_Your task_
Output all of the entries exactly as written.

_Provided records_
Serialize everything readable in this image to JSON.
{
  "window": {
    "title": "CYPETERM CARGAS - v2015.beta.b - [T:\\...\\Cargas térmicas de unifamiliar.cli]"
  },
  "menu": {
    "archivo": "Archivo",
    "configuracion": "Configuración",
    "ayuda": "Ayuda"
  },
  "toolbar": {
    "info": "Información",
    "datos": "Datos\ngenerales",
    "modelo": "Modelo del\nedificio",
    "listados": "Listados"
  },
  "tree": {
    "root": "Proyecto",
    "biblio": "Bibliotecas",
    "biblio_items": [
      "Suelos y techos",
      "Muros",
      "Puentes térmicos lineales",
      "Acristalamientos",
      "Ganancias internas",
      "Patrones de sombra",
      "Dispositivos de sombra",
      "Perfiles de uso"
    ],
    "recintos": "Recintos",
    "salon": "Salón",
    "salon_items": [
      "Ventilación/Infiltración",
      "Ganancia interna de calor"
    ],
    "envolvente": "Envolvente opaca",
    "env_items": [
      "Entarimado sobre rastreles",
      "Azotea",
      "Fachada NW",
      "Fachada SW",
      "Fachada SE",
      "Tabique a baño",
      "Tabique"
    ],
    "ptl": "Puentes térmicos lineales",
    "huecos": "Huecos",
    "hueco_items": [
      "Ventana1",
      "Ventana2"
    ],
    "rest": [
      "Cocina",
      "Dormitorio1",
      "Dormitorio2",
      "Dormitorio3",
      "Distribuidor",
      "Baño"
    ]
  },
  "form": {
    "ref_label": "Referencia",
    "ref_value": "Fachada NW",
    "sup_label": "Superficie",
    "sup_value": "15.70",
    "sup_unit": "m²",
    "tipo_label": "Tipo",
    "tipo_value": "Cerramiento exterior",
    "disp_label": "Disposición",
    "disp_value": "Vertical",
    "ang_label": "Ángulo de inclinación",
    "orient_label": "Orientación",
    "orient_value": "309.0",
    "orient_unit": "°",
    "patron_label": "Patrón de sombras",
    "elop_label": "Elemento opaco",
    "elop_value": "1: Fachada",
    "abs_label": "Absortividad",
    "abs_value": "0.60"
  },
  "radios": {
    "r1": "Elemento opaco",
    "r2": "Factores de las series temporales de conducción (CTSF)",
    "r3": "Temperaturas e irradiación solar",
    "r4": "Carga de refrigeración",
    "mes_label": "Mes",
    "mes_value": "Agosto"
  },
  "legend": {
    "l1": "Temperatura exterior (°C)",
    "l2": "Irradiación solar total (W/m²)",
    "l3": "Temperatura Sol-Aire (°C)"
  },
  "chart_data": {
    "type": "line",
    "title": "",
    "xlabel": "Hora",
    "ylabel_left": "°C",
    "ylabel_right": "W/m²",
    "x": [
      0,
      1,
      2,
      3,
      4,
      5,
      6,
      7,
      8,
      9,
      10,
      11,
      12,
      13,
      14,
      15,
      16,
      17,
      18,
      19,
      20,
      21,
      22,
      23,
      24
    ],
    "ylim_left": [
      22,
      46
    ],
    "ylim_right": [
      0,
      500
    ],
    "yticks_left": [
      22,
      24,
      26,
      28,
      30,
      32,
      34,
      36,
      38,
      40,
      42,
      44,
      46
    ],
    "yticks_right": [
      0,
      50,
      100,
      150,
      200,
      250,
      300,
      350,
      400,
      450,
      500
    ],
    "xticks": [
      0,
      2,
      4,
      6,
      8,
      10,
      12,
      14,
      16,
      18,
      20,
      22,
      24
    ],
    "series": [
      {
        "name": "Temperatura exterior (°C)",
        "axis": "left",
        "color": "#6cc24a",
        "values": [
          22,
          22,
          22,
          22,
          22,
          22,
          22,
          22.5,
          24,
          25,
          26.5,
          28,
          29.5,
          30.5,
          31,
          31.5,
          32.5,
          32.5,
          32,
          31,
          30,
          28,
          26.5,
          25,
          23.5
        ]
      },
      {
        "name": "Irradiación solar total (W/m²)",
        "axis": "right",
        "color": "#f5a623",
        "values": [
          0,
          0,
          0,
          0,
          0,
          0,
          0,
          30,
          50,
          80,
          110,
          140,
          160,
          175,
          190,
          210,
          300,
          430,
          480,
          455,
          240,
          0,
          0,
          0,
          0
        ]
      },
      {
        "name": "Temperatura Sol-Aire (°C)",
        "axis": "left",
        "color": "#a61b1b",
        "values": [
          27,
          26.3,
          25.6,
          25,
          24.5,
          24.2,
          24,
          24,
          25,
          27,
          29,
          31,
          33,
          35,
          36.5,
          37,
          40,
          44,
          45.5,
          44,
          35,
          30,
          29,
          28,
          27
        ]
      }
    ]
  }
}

_Answer for the task_
Serialize everything readable in this image to JSON.
{
  "window": {
    "title": "CYPETERM CARGAS - v2015.beta.b - [T:\\...\\Cargas térmicas de unifamiliar.cli]"
  },
  "menu": {
    "archivo": "Archivo",
    "configuracion": "Configuración",
    "ayuda": "Ayuda"
  },
  "toolbar": {
    "info": "Información",
    "datos": "Datos\ngenerales",
    "modelo": "Modelo del\nedificio",
    "listados": "Listados"
  },
  "tree": {
    "root": "Proyecto",
    "biblio": "Bibliotecas",
    "biblio_items": [
      "Suelos y techos",
      "Muros",
      "Puentes térmicos lineales",
      "Acristalamientos",
      "Ganancias internas",
      "Patrones de sombra",
      "Dispositivos de sombra",
      "Perfiles de uso"
    ],
    "recintos": "Recintos",
    "salon": "Salón",
    "salon_items": [
      "Ventilación/Infiltración",
      "Ganancia interna de calor"
    ],
    "envolvente": "Envolvente opaca",
    "env_items": [
      "Entarimado sobre rastreles",
      "Azotea",
      "Fachada NW",
      "Fachada SW",
      "Fachada SE",
      "Tabique a baño",
      "Tabique"
    ],
    "ptl": "Puentes térmicos lineales",
    "huecos": "Huecos",
    "hueco_items": [
      "Ventana1",
      "Ventana2"
    ],
    "rest": [
      "Cocina",
      "Dormitorio1",
      "Dormitorio2",
      "Dormitorio3",
      "Distribuidor",
      "Baño"
    ]
  },
  "form": {
    "ref_label": "Referencia",
    "ref_value": "Fachada NW",
    "sup_label": "Superficie",
    "sup_value": "15.70",
    "sup_unit": "m²",
    "tipo_label": "Tipo",
    "tipo_value": "Cerramiento exterior",
    "disp_label": "Disposición",
    "disp_value": "Vertical",
    "ang_label": "Ángulo de inclinación",
    "orient_label": "Orientación",
    "orient_value": "309.0",
    "orient_unit": "°",
    "patron_label": "Patrón de sombras",
    "elop_label": "Elemento opaco",
    "elop_value": "1: Fachada",
    "abs_label": "Absortividad",
    "abs_value": "0.60"
  },
  "radios": {
    "r1": "Elemento opaco",
    "r2": "Factores de las series temporales de conducción (CTSF)",
    "r3": "Temperaturas e irradiación solar",
    "r4": "Carga de refrigeración",
    "mes_label": "Mes",
    "mes_value": "Agosto"
  },
  "legend": {
    "l1": "Temperatura exterior (°C)",
    "l2": "Irradiación solar total (W/m²)",
    "l3": "Temperatura Sol-Aire (°C)"
  },
  "chart_data": {
    "type": "line",
    "title": "",
    "xlabel": "Hora",
    "ylabel_left": "°C",
    "ylabel_right": "W/m²",
    "x": [
      0,
      1,
      2,
      3,
      4,
      5,
      6,
      7,
      8,
      9,
      10,
      11,
      12,
      13,
      14,
      15,
      16,
      17,
      18,
      19,
      20,
      21,
      22,
      23,
      24
    ],
    "ylim_left": [
      22,
      46
    ],
    "ylim_right": [
      0,
      500
    ],
    "yticks_left": [
      22,
      24,
      26,
      28,
      30,
      32,
      34,
      36,
      38,
      40,
      42,
      44,
      46
    ],
    "yticks_right": [
      0,
      50,
      100,
      150,
      200,
      250,
      300,
      350,
      400,
      450,
      500
    ],
    "xticks": [
      0,
      2,
      4,
      6,
      8,
      10,
      12,
      14,
      16,
      18,
      20,
      22,
      24
    ],
    "series": [
      {
        "name": "Temperatura exterior (°C)",
        "axis": "left",
        "color": "#6cc24a",
        "values": [
          22,
          22,
          22,
          22,
          22,
          22,
          22,
          22.5,
          24,
          25,
          26.5,
          28,
          29.5,
          30.5,
          31,
          31.5,
          32.5,
          32.5,
          32,
          31,
          30,
          28,
          26.5,
          25,
          23.5
        ]
      },
      {
        "name": "Irradiación solar total (W/m²)",
        "axis": "right",
        "color": "#f5a623",
        "values": [
          0,
          0,
          0,
          0,
          0,
          0,
          0,
          30,
          50,
          80,
          110,
          140,
          160,
          175,
          190,
          210,
          300,
          430,
          480,
          455,
          240,
          0,
          0,
          0,
          0
        ]
      },
      {
        "name": "Temperatura Sol-Aire (°C)",
        "axis": "left",
        "color": "#a61b1b",
        "values": [
          27,
          26.3,
          25.6,
          25,
          24.5,
          24.2,
          24,
          24,
          25,
          27,
          29,
          31,
          33,
          35,
          36.5,
          37,
          40,
          44,
          45.5,
          44,
          35,
          30,
          29,
          28,
          27
        ]
      }
    ]
  }
}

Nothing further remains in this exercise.